[Interface dataset entries]
☆ ☆ ☆ ☆ ☆

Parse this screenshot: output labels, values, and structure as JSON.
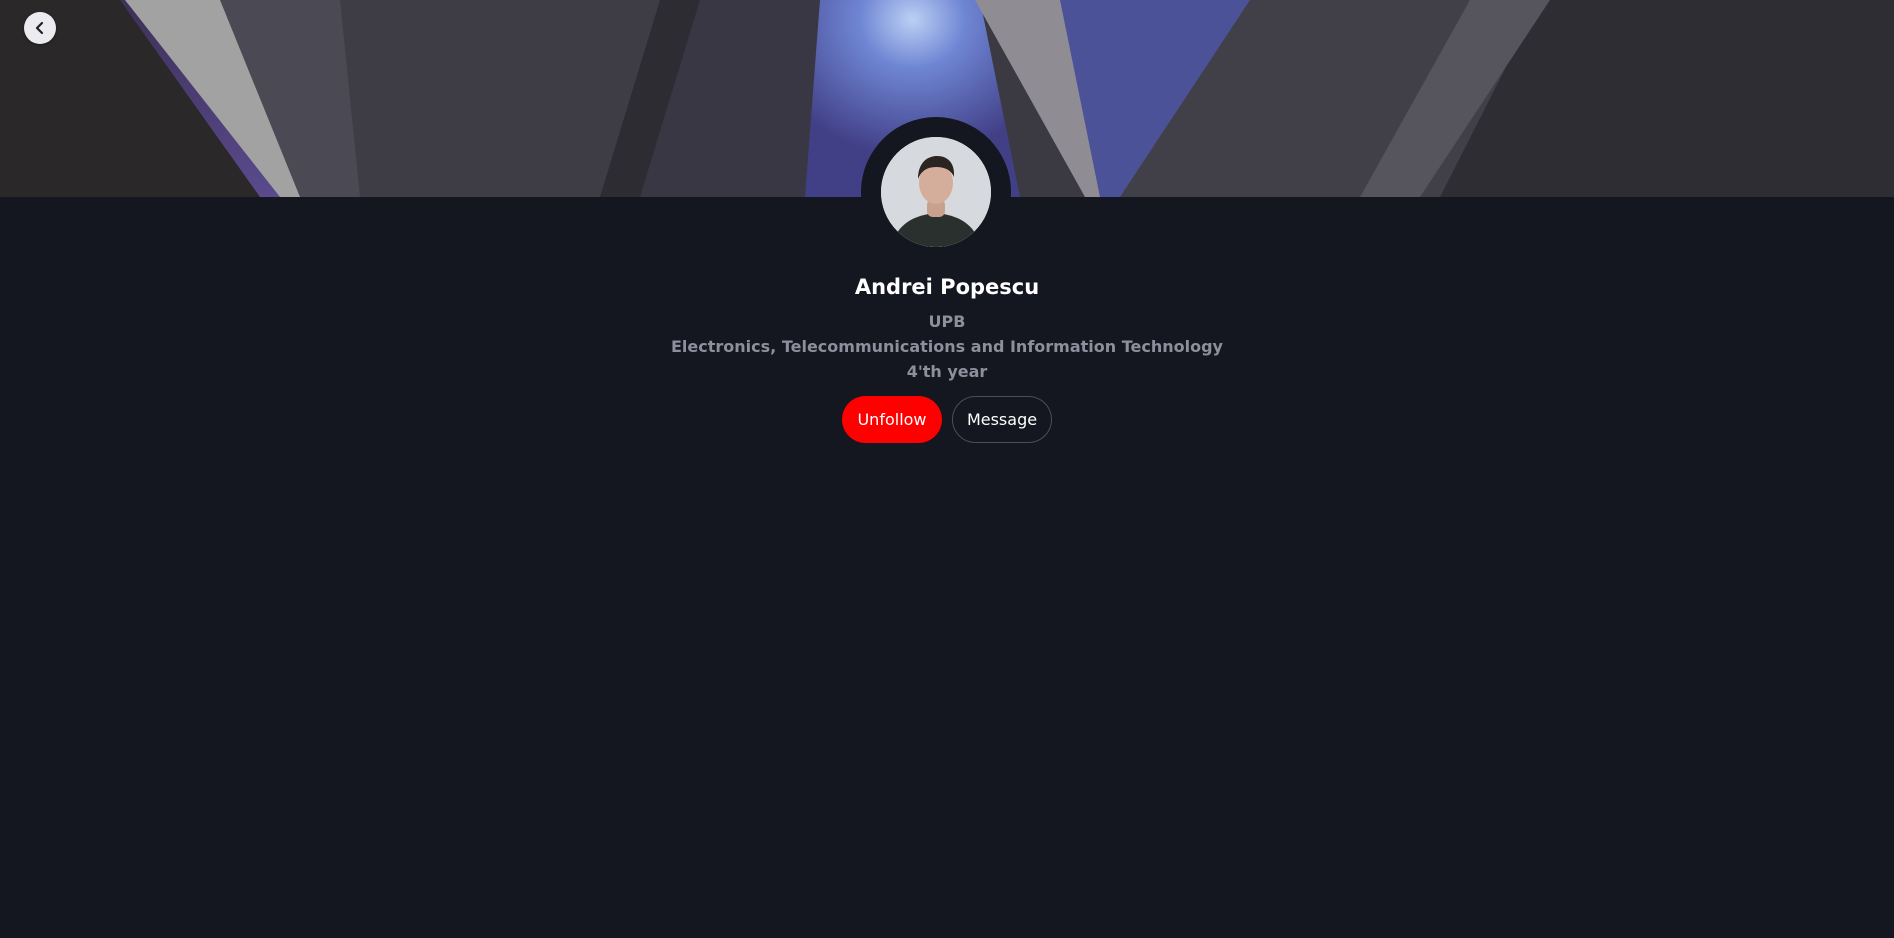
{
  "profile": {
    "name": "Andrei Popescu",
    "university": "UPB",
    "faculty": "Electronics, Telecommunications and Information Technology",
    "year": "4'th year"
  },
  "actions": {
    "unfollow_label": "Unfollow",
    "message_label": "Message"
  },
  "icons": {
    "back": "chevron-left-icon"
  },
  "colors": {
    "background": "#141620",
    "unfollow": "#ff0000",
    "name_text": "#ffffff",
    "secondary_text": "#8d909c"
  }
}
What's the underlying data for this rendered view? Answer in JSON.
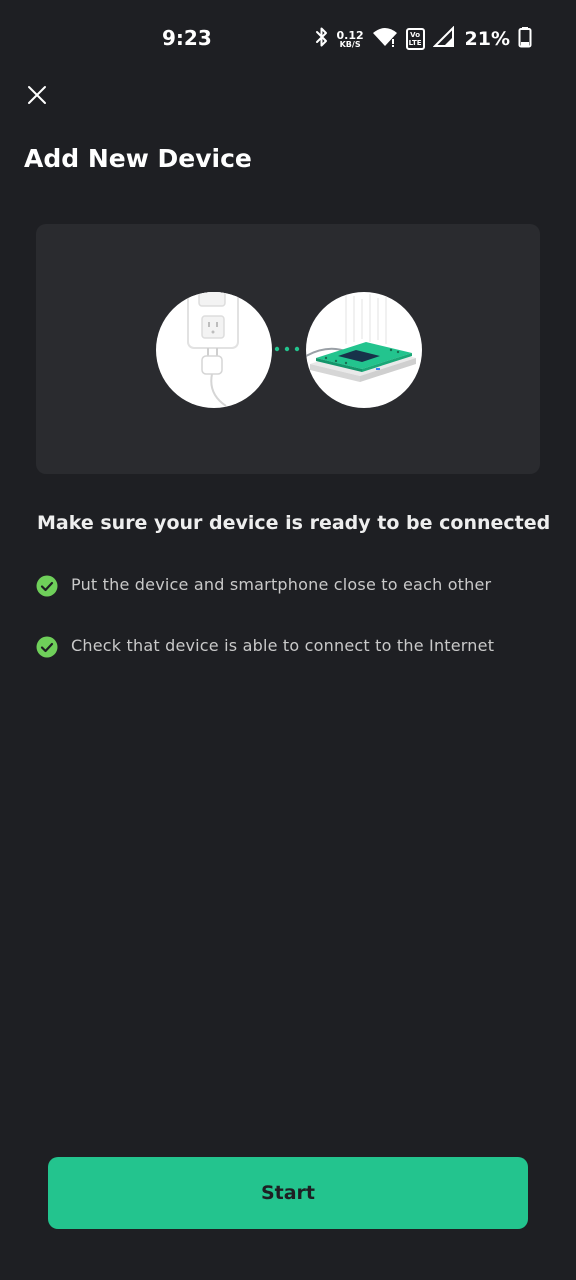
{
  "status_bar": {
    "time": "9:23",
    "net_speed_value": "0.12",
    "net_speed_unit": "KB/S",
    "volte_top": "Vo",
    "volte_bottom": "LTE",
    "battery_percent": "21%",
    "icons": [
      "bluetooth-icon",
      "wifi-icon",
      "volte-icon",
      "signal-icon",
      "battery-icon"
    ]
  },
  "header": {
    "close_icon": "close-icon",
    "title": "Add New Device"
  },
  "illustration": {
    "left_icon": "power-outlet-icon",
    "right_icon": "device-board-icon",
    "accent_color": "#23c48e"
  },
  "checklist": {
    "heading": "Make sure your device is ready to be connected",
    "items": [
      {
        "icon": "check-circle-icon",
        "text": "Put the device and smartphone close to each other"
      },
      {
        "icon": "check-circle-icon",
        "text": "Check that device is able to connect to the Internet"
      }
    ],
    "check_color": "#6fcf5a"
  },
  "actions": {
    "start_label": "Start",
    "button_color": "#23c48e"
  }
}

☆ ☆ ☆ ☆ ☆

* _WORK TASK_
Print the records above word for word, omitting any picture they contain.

* _OUTPUT BELOW_
Parse this screenshot: output labels, values, and structure as JSON.
{
  "profile": {
    "name": "Andrei Popescu",
    "university": "UPB",
    "faculty": "Electronics, Telecommunications and Information Technology",
    "year": "4'th year"
  },
  "actions": {
    "unfollow_label": "Unfollow",
    "message_label": "Message"
  },
  "icons": {
    "back": "chevron-left-icon"
  },
  "colors": {
    "background": "#141620",
    "unfollow": "#ff0000",
    "name_text": "#ffffff",
    "secondary_text": "#8d909c"
  }
}
What's the underlying data for this rendered view? Answer in JSON.
{
  "status_bar": {
    "time": "9:23",
    "net_speed_value": "0.12",
    "net_speed_unit": "KB/S",
    "volte_top": "Vo",
    "volte_bottom": "LTE",
    "battery_percent": "21%",
    "icons": [
      "bluetooth-icon",
      "wifi-icon",
      "volte-icon",
      "signal-icon",
      "battery-icon"
    ]
  },
  "header": {
    "close_icon": "close-icon",
    "title": "Add New Device"
  },
  "illustration": {
    "left_icon": "power-outlet-icon",
    "right_icon": "device-board-icon",
    "accent_color": "#23c48e"
  },
  "checklist": {
    "heading": "Make sure your device is ready to be connected",
    "items": [
      {
        "icon": "check-circle-icon",
        "text": "Put the device and smartphone close to each other"
      },
      {
        "icon": "check-circle-icon",
        "text": "Check that device is able to connect to the Internet"
      }
    ],
    "check_color": "#6fcf5a"
  },
  "actions": {
    "start_label": "Start",
    "button_color": "#23c48e"
  }
}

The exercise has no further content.